Pies, Pies, Wonderful Pies

New Broadway Show Bakes Up One Entertaining Recipe

By Lori Simmons Zelenko

“Sugar”…sung like a chorus sweet, memorable and enticing, wafts throughout WAITRESS the warmest, most engaging musical on Broadway. “What’s Inside” hauntingly opens the show – sugar, flour, butter and so much more are the ingredients of this perfectly baked new show starring Jesse Mueller (who won a Tony for her role in Beautiful: The Carole King Musical) as Jenna, the winsome waitress looking for a way out of her unhappy marriage as she bakes pies with abandon – and dubs them with her quirky perceptions of the day.

The score by Sara Bareilles is as fluffy as the buttery pie crusts we nearly taste, blueberry bacon pie anyone? A little bit country (after all WAITRESS is about a small town Southern girl), a little bit Broadway the music weaves through the story sometimes tart and tasty at others wistful and sweet but always enjoyable.

Your heart goes out to Jenna (Jesse Mueller truly makes you care about her). How can you not sympathize with this genuine, loving woman married to a lout (Earl – played by Nick Cordero as a memorably insensitive husband) – and pregnant by him too?
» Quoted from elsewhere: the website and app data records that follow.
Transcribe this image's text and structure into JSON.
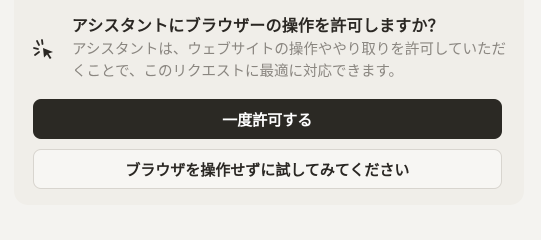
{
  "dialog": {
    "title": "アシスタントにブラウザーの操作を許可しますか？",
    "description": "アシスタントは、ウェブサイトの操作ややり取りを許可していただくことで、このリクエストに最適に対応できます。",
    "icon": "sparkle-cursor-icon"
  },
  "actions": {
    "allow_once_label": "一度許可する",
    "try_without_label": "ブラウザを操作せずに試してみてください"
  },
  "colors": {
    "primary_button_bg": "#2b2924",
    "card_bg": "#f0eee9",
    "text": "#2a2723",
    "muted_text": "#8a8680"
  }
}
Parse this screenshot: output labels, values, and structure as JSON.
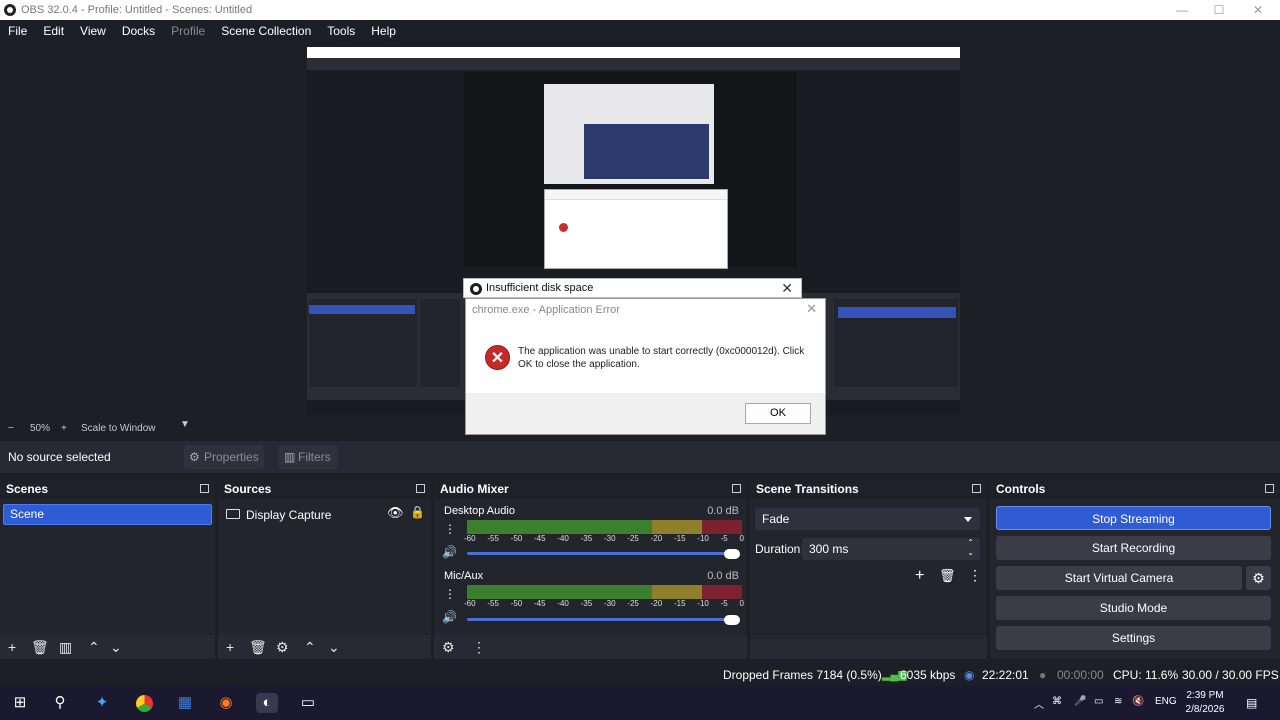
{
  "window": {
    "title": "OBS 32.0.4 - Profile: Untitled - Scenes: Untitled",
    "minimize": "—",
    "maximize": "☐",
    "close": "✕"
  },
  "menu": [
    "File",
    "Edit",
    "View",
    "Docks",
    "Profile",
    "Scene Collection",
    "Tools",
    "Help"
  ],
  "dialog_outer": {
    "title": "Insufficient disk space",
    "close": "✕"
  },
  "dialog": {
    "title": "chrome.exe - Application Error",
    "close": "✕",
    "message": "The application was unable to start correctly (0xc000012d). Click OK to close the application.",
    "ok_label": "OK"
  },
  "preview_toolbar": {
    "minus": "−",
    "zoom": "50%",
    "plus": "+",
    "scale": "Scale to Window"
  },
  "context_bar": {
    "status": "No source selected",
    "properties_label": "Properties",
    "filters_label": "Filters"
  },
  "scenes": {
    "title": "Scenes",
    "items": [
      "Scene"
    ]
  },
  "sources": {
    "title": "Sources",
    "items": [
      "Display Capture"
    ]
  },
  "audio_mixer": {
    "title": "Audio Mixer",
    "channels": [
      {
        "name": "Desktop Audio",
        "db": "0.0 dB"
      },
      {
        "name": "Mic/Aux",
        "db": "0.0 dB"
      }
    ],
    "ticks": [
      "-60",
      "-55",
      "-50",
      "-45",
      "-40",
      "-35",
      "-30",
      "-25",
      "-20",
      "-15",
      "-10",
      "-5",
      "0"
    ]
  },
  "scene_transitions": {
    "title": "Scene Transitions",
    "transition": "Fade",
    "duration_label": "Duration",
    "duration_value": "300 ms"
  },
  "controls": {
    "title": "Controls",
    "stop_streaming": "Stop Streaming",
    "start_recording": "Start Recording",
    "start_virtual_camera": "Start Virtual Camera",
    "studio_mode": "Studio Mode",
    "settings": "Settings"
  },
  "status_bar": {
    "dropped_frames": "Dropped Frames 7184 (0.5%)",
    "bitrate": "6035 kbps",
    "stream_time": "22:22:01",
    "record_time": "00:00:00",
    "cpu": "CPU: 11.6%",
    "fps": "30.00 / 30.00 FPS"
  },
  "taskbar": {
    "language": "ENG",
    "time": "2:39 PM",
    "date": "2/8/2026"
  },
  "colors": {
    "accent_blue": "#2f5bd3",
    "meter_green": "#3c7f2f",
    "meter_yellow": "#8e7f2a",
    "meter_red": "#7e2030",
    "error_red": "#c52a2a"
  }
}
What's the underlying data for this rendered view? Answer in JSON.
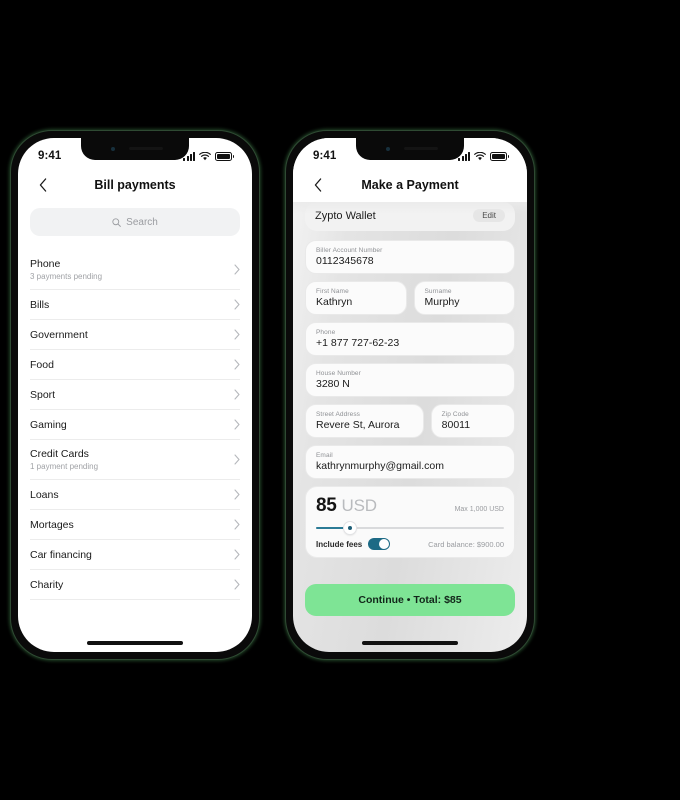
{
  "theme": {
    "accent_green": "#7ee495",
    "toggle_teal": "#1d6a85",
    "slider_teal": "#2b7b96",
    "frame_outline_green": "#2f4a33",
    "text_primary": "#1a1a1a",
    "text_muted": "#9a9ca0"
  },
  "phone1": {
    "status": {
      "time": "9:41",
      "signal_icon": "cellular-bars-icon",
      "wifi_icon": "wifi-icon",
      "battery_icon": "battery-icon"
    },
    "nav": {
      "back_icon": "chevron-left-icon",
      "title": "Bill payments"
    },
    "search": {
      "icon": "search-icon",
      "placeholder": "Search",
      "value": ""
    },
    "list": [
      {
        "title": "Phone",
        "sub": "3 payments pending"
      },
      {
        "title": "Bills",
        "sub": ""
      },
      {
        "title": "Government",
        "sub": ""
      },
      {
        "title": "Food",
        "sub": ""
      },
      {
        "title": "Sport",
        "sub": ""
      },
      {
        "title": "Gaming",
        "sub": ""
      },
      {
        "title": "Credit Cards",
        "sub": "1 payment pending"
      },
      {
        "title": "Loans",
        "sub": ""
      },
      {
        "title": "Mortages",
        "sub": ""
      },
      {
        "title": "Car financing",
        "sub": ""
      },
      {
        "title": "Charity",
        "sub": ""
      }
    ]
  },
  "phone2": {
    "status": {
      "time": "9:41",
      "signal_icon": "cellular-bars-icon",
      "wifi_icon": "wifi-icon",
      "battery_icon": "battery-icon"
    },
    "nav": {
      "back_icon": "chevron-left-icon",
      "title": "Make a Payment"
    },
    "wallet": {
      "name": "Zypto Wallet",
      "edit_label": "Edit"
    },
    "fields": {
      "biller": {
        "label": "Biller Account Number",
        "value": "0112345678"
      },
      "first_name": {
        "label": "First Name",
        "value": "Kathryn"
      },
      "surname": {
        "label": "Surname",
        "value": "Murphy"
      },
      "phone": {
        "label": "Phone",
        "value": "+1 877 727-62-23"
      },
      "house_number": {
        "label": "House Number",
        "value": "3280 N"
      },
      "street": {
        "label": "Street Address",
        "value": "Revere St, Aurora"
      },
      "zip": {
        "label": "Zip Code",
        "value": "80011"
      },
      "email": {
        "label": "Email",
        "value": "kathrynmurphy@gmail.com"
      }
    },
    "amount": {
      "value": "85",
      "currency": "USD",
      "max_label": "Max 1,000 USD",
      "slider_percent": 18,
      "include_fees_label": "Include fees",
      "include_fees_on": true,
      "balance_label": "Card balance: $900.00"
    },
    "cta": {
      "label": "Continue • Total: $85"
    }
  }
}
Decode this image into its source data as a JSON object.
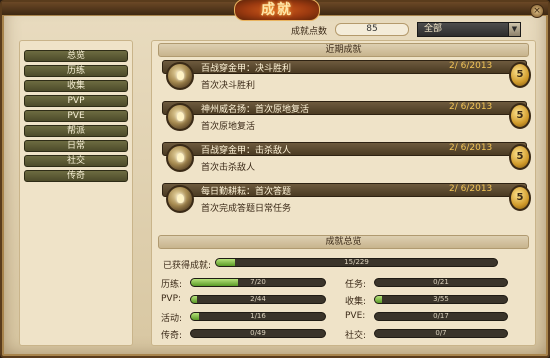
{
  "window": {
    "title": "成就",
    "close_glyph": "×"
  },
  "header": {
    "points_label": "成就点数",
    "points_value": "85",
    "filter_selected": "全部",
    "filter_arrow": "▼"
  },
  "sidebar": {
    "items": [
      {
        "label": "总览"
      },
      {
        "label": "历练"
      },
      {
        "label": "收集"
      },
      {
        "label": "PVP"
      },
      {
        "label": "PVE"
      },
      {
        "label": "帮派"
      },
      {
        "label": "日常"
      },
      {
        "label": "社交"
      },
      {
        "label": "传奇"
      }
    ]
  },
  "recent": {
    "title": "近期成就",
    "items": [
      {
        "name": "百战穿金甲：决斗胜利",
        "desc": "首次决斗胜利",
        "date": "2/ 6/2013",
        "points": "5",
        "icon": "trophy-icon"
      },
      {
        "name": "神州威名扬：首次原地复活",
        "desc": "首次原地复活",
        "date": "2/ 6/2013",
        "points": "5",
        "icon": "trophy-icon"
      },
      {
        "name": "百战穿金甲：击杀敌人",
        "desc": "首次击杀敌人",
        "date": "2/ 6/2013",
        "points": "5",
        "icon": "trophy-icon"
      },
      {
        "name": "每日勤耕耘：首次答题",
        "desc": "首次完成答题日常任务",
        "date": "2/ 6/2013",
        "points": "5",
        "icon": "trophy-icon"
      }
    ]
  },
  "summary": {
    "title": "成就总览",
    "overall": {
      "label": "已获得成就:",
      "text": "15/229",
      "progress": 0.066
    },
    "stats": [
      {
        "label": "历练:",
        "text": "7/20",
        "progress": 0.35
      },
      {
        "label": "任务:",
        "text": "0/21",
        "progress": 0.0
      },
      {
        "label": "PVP:",
        "text": "2/44",
        "progress": 0.045
      },
      {
        "label": "收集:",
        "text": "3/55",
        "progress": 0.055
      },
      {
        "label": "活动:",
        "text": "1/16",
        "progress": 0.0625
      },
      {
        "label": "PVE:",
        "text": "0/17",
        "progress": 0.0
      },
      {
        "label": "传奇:",
        "text": "0/49",
        "progress": 0.0
      },
      {
        "label": "社交:",
        "text": "0/7",
        "progress": 0.0
      }
    ]
  },
  "colors": {
    "accent_gold": "#f2c456",
    "progress_green": "#5a9a26",
    "button_olive": "#4d4b2a"
  }
}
Wouldn’t you want to find a blissful avenue for your frustrations? Well, what’s better therapy than baking pies?

Jesse Mueller’s rich, heartfelt performance lifts Jenna out of any possibility of a pity party; giving her strength and hope, love and determination to bake, bake, bake until her baby is born and her life is better. There’s no way not to be on board with Jenna, it’s as simple and plain as the duet with her lover, “You Matter to Me.” What woman doesn’t hope for a listening ear? A kind heart? A caring partner? And why shouldn’t she take charge of her life and try to find it? Or as the song “I Didn’t Plan It” says, she’s “taking back what’s been taken for granted.”

Jenna may be alone in her loveless marriage but she’s not entirely without a support system. Her buddies, fellow waitresses, the exuberant Becky (played by the vital yet still vulnerable Keala Settle) and nerdy Dawn (a very funny Kimiko Glenn), urge her on to bake her way to freedom from a life that’s been holding her back.

These two lively ladies discover that romance comes in unlikely partners – though at first the pairings may seem as disparate a combination as some of the ingredients in Jenna’s pies, but by the time each bites into the chance at a relationship you can see why each of them has such an appetite for their partners. Becky connects with Cal (Eric Anderson) the gruff manager of the diner where they all work; their foreplay is fierce insults passionately tossed at one another. And Dawn is swept away by the geeky adoration of Ogie (Christopher Fitzgerald) who professes his love with the wonderfully over the top “Never Ever Getting Rid of Me.” Watching these two realize they’ve found their soulmates is funny, poignant and yes, rewarding. You root for each of these empowered women to pursue their dreams and find what they’re searching for…though the struggle is hardest for Jenna, the smaller tribulations of her pals lighten the load.

Along the way, Jenna finds love – and shares some of her most deliciously witty (and even sinfully delicious) pies – with her doctor, the man who’ll be delivering her baby to be (an undeniably sexy in a boyish way, Drew Gheling as Doctor Pomatter). Though as one of the best and catchiest songs in the show captures it, “it’s a pretty good bad idea me and you,” these two have a tangible chemistry. Hovering in the background is her savior and genuine if unlikely friend, Joe (the esteemed Dakin Matthews) a curmudgeonly character with a surprising twist of kindness. But in the end as one more terrific song reveals, “Everything Changes” as Jenna meets her baby and discovers the life she’s dreamed of is finally right there in front of her.

WAITRESS is like a fresh baked pie without ice cream. Just so enjoyable you don’t need anything extra to make it the most delicious evening of entertainment.

The book for the Broadway show is by Jessie Nelson however it is based on the 2007 movie written and directed by (and co-starring) Adrienne Shelly. Diane Paulus directs. At the Brooks Atkinson Theatre, 256 W. 47th St. 877-250-2929

Photos by Joan Marcus 2016